If there is a downside to Capcom vs. SNK 2 it’s the lack of extras. Granted the game is online, and features two hidden characters, and several extra options, it just lacks the substance we’ve come to expect from Capcom, especially when you consider how much there was in Marvel vs. Capcom 2. There are also only 11 levels to fight almost fifty characters in, something I was extremely disappointed with. Let’s hope Capcom allows gamers to download more backgrounds, and content.
Some gamers may also have a problem with the controls. No matter which Xbox control you grip, Capcom vs. SNK 2 is going to cramp up your hand. You can easily enough configure the controls, but you can’t seem to change the two trigger buttons. I found this to be extremely troubling, since I couldn’t get comfortable using the black and white buttons on the Xbox S-Type control, and would have preferred to use these triggers.

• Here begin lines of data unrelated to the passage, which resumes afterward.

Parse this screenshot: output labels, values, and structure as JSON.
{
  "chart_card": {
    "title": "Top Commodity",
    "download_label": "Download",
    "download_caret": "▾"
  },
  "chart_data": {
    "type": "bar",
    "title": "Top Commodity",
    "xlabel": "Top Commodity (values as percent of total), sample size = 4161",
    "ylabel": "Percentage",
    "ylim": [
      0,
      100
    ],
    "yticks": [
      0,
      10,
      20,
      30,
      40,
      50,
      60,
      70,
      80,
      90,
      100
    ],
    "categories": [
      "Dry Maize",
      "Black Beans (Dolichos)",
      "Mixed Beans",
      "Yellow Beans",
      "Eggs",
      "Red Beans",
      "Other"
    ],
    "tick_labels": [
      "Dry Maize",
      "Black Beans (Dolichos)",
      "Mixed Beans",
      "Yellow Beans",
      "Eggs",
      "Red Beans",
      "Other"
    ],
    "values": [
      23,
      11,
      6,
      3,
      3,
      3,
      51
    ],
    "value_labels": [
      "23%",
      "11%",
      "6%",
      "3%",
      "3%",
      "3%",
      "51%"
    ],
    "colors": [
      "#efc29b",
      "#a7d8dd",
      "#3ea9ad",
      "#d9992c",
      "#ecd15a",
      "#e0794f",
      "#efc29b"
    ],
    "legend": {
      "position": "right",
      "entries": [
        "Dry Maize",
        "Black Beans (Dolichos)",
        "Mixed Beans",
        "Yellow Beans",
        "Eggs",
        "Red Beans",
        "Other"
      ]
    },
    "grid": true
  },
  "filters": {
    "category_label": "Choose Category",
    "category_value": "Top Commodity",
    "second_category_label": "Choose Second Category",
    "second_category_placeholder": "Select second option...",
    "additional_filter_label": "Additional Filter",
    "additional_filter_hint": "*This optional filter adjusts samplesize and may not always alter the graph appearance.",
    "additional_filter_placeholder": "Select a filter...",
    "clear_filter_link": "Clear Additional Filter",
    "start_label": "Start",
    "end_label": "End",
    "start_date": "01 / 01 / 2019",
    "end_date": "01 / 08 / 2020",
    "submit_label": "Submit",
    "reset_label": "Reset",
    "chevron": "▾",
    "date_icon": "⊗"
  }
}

But what let me down the most was the lack of character diversification. I like the Street Fighter II characters, but Capcom’s list of classic characters reaches far beyond what is represented here. The same goes with SNK, who only gives us the most basic line up of characters. It’s a shame more Samurai Shodown or Rival School characters didn’t make the list, but with a line up of 48 playable fighters, it’s awfully hard to complain for long.
If you can’t wait any longer for Soul Calibur 2
, and can’t buy Guilty Gear X2
because you don’t have a PlayStation 2, then this is the perfect game for you. In many ways you have played this game before, but never quite as well put together as it is here. There’s a lot of nostalgia involved in a game like this, but given the chance you’ll see why this sequel is one of the best playing, looking, and deepest 2D fighting games of the last decade … and easily makes for a great standard to be beat in the next ten years.Not to toot my own horn, but Defunct Games devoted a whole weekend to Capcom vs. SNK 2 when it was released on the Dreamcast. It featured information about how to make your grooves EXACTLY like other fighting games (like Art of Fighting), reviews of the covers, a special list of missing characters, the anatomy of Dan, reviews of each of the levels (including pictures of where they came from), and much, much more. It’s something everything Capcom and SNK fan should check out.